The problem: All lines in the data bearing the string "true" should be identified and copied.

Exercise material:

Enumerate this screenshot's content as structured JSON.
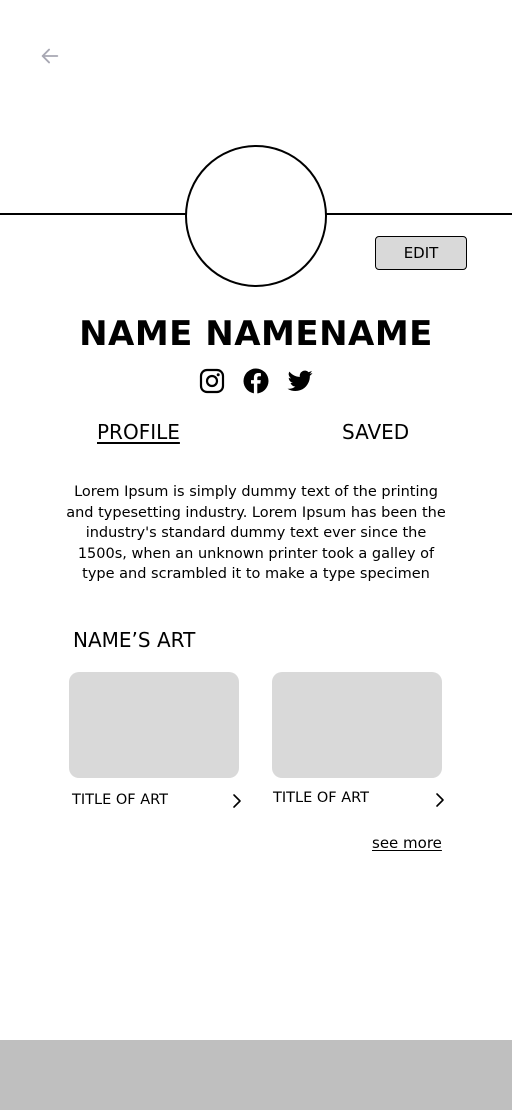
{
  "header": {
    "back_icon": "arrow-left-icon"
  },
  "profile": {
    "name": "NAME NAMENAME",
    "edit_label": "EDIT",
    "social": [
      {
        "name": "Instagram",
        "icon": "instagram-icon"
      },
      {
        "name": "Facebook",
        "icon": "facebook-icon"
      },
      {
        "name": "Twitter",
        "icon": "twitter-icon"
      }
    ]
  },
  "tabs": [
    {
      "label": "PROFILE",
      "active": true
    },
    {
      "label": "SAVED",
      "active": false
    }
  ],
  "bio": "Lorem Ipsum is simply dummy text of the printing and typesetting industry. Lorem Ipsum has been the industry's standard dummy text ever since the 1500s, when an unknown printer took a galley of type and scrambled it to make a type specimen",
  "art_section": {
    "title": "NAME’S ART",
    "items": [
      {
        "title": "TITLE OF ART"
      },
      {
        "title": "TITLE OF ART"
      }
    ],
    "see_more": "see more"
  },
  "colors": {
    "back_icon": "#a8a8b3",
    "placeholder": "#d9d9d9",
    "bottom_bar": "#bfbfbf"
  }
}
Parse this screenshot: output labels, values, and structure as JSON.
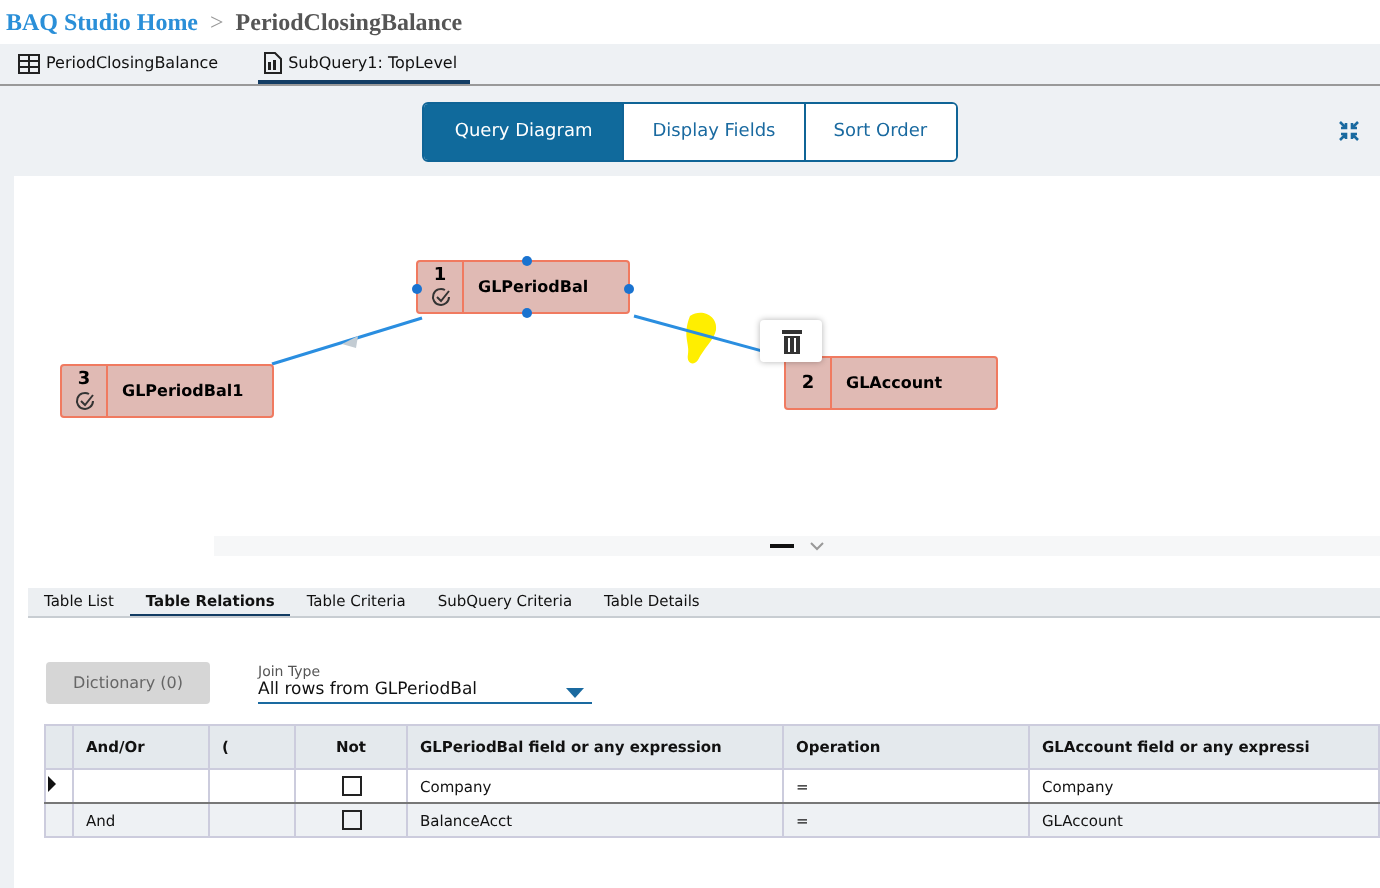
{
  "breadcrumb": {
    "home": "BAQ Studio Home",
    "separator": ">",
    "current": "PeriodClosingBalance"
  },
  "doc_tabs": [
    {
      "label": "PeriodClosingBalance",
      "kind": "grid",
      "selected": false
    },
    {
      "label": "SubQuery1: TopLevel",
      "kind": "doc",
      "selected": true
    }
  ],
  "view_buttons": [
    {
      "label": "Query Diagram",
      "selected": true
    },
    {
      "label": "Display Fields",
      "selected": false
    },
    {
      "label": "Sort Order",
      "selected": false
    }
  ],
  "diagram": {
    "nodes": [
      {
        "number": "1",
        "name": "GLPeriodBal",
        "selected": true
      },
      {
        "number": "3",
        "name": "GLPeriodBal1",
        "selected": false
      },
      {
        "number": "2",
        "name": "GLAccount",
        "selected": false
      }
    ]
  },
  "detail_tabs": [
    {
      "label": "Table List",
      "selected": false
    },
    {
      "label": "Table Relations",
      "selected": true
    },
    {
      "label": "Table Criteria",
      "selected": false
    },
    {
      "label": "SubQuery Criteria",
      "selected": false
    },
    {
      "label": "Table Details",
      "selected": false
    }
  ],
  "dictionary_button": {
    "label": "Dictionary (0)",
    "disabled": true
  },
  "join_type": {
    "label": "Join Type",
    "value": "All rows from GLPeriodBal"
  },
  "table": {
    "columns": [
      "And/Or",
      "(",
      "Not",
      "GLPeriodBal field or any expression",
      "Operation",
      "GLAccount field or any expressi"
    ],
    "rows": [
      {
        "current": true,
        "and_or": "",
        "paren": "",
        "not": false,
        "left": "Company",
        "operation": "=",
        "right": "Company"
      },
      {
        "current": false,
        "and_or": "And",
        "paren": "",
        "not": false,
        "left": "BalanceAcct",
        "operation": "=",
        "right": "GLAccount"
      }
    ]
  }
}
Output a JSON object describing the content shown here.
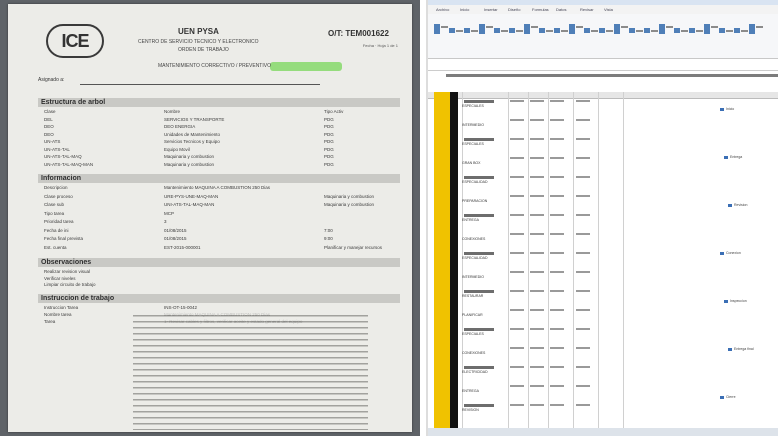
{
  "document": {
    "logo": "ICE",
    "header_title": "UEN PYSA",
    "header_subtitle": "CENTRO DE SERVICIO TECNICO Y ELECTRONICO",
    "header_subtitle2": "ORDEN DE TRABAJO",
    "ot_label": "O/T: TEM001622",
    "ot_meta": "Fecha · Hoja 1 de 1",
    "maintenance_line": "MANTENIMIENTO CORRECTIVO / PREVENTIVO",
    "assigned_label": "Asignado a:",
    "sections": {
      "estructura": "Estructura de arbol",
      "informacion": "Informacion",
      "observaciones": "Observaciones",
      "instrucciones": "Instruccion de trabajo"
    },
    "tree_rows": [
      {
        "a": "Clase",
        "b": "Nombre",
        "c": "Tipo Activ"
      },
      {
        "a": "DEL",
        "b": "SERVICIOS Y TRANSPORTE",
        "c": "PDG"
      },
      {
        "a": "DEO",
        "b": "DEO ENERGIA",
        "c": "PDG"
      },
      {
        "a": "DEO",
        "b": "Unidades de Mantenimiento",
        "c": "PDG"
      },
      {
        "a": "UN-ATS",
        "b": "Servicios Tecnicos y Equipo",
        "c": "PDG"
      },
      {
        "a": "UN-ATS-TAL",
        "b": "Equipo Movil",
        "c": "PDG"
      },
      {
        "a": "UN-ATS-TAL-MAQ",
        "b": "Maquinaria y combustion",
        "c": "PDG"
      },
      {
        "a": "UN-ATS-TAL-MAQ-MAN",
        "b": "Maquinaria y combustion",
        "c": "PDG"
      }
    ],
    "info_rows": [
      {
        "a": "Descripcion",
        "b": "Mantenimiento MAQUINA A COMBUSTION 250 Dias",
        "c": ""
      },
      {
        "a": "Clase proceso",
        "b": "URE-PYS-UNE-MAQ-MAN",
        "c": "Maquinaria y combustion"
      },
      {
        "a": "Clase sub",
        "b": "UNI-ATS-TAL-MAQ-MAN",
        "c": "Maquinaria y combustion"
      },
      {
        "a": "Tipo tarea",
        "b": "MCP",
        "c": ""
      },
      {
        "a": "Prioridad tarea",
        "b": "3",
        "c": ""
      },
      {
        "a": "Fecha de ini",
        "b": "01/08/2015",
        "c": "7:00"
      },
      {
        "a": "Fecha final prevista",
        "b": "01/08/2015",
        "c": "9:00"
      },
      {
        "a": "Est. cuenta",
        "b": "EST-2015-000001",
        "c": "Planificar y manejar recursos"
      }
    ],
    "observ_rows": [
      "Realizar revision visual",
      "Verificar niveles",
      "Limpiar circuito de trabajo"
    ],
    "instr_rows": [
      {
        "a": "Instruccion Tarea",
        "b": "INS-OT-15-0042"
      },
      {
        "a": "Nombre tarea",
        "b": "Mantenimiento MAQUINA A COMBUSTION 250 Dias"
      },
      {
        "a": "Tarea",
        "b": "1- Revisar cables y filtros, verificar aceite y estado general del equipo"
      }
    ]
  },
  "spreadsheet": {
    "tabs": [
      "Archivo",
      "Inicio",
      "Insertar",
      "Diseño",
      "Formulas",
      "Datos",
      "Revisar",
      "Vista"
    ],
    "wbs_rows": [
      "ESPECIALES",
      "INTERMEDIO",
      "ESPECIALES",
      "GRAN BOX",
      "ESPECIALIDAD",
      "PREPARACION",
      "ENTREGA",
      "CONEXIONES",
      "ESPECIALIDAD",
      "INTERMEDIO",
      "RESTAURAR",
      "PLANIFICAR",
      "ESPECIALES",
      "CONEXIONES",
      "ELECTRICIDAD",
      "ENTREGA",
      "REVISION"
    ],
    "task_labels": [
      "Inicio",
      "Entrega",
      "Revision",
      "Conexion",
      "Inspeccion",
      "Entrega final",
      "Cierre"
    ]
  }
}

Reply:
      "active": true
      "selected": true
      "selected": true
        "selected": true
      "selected": true
    "disabled": true
        "current": true,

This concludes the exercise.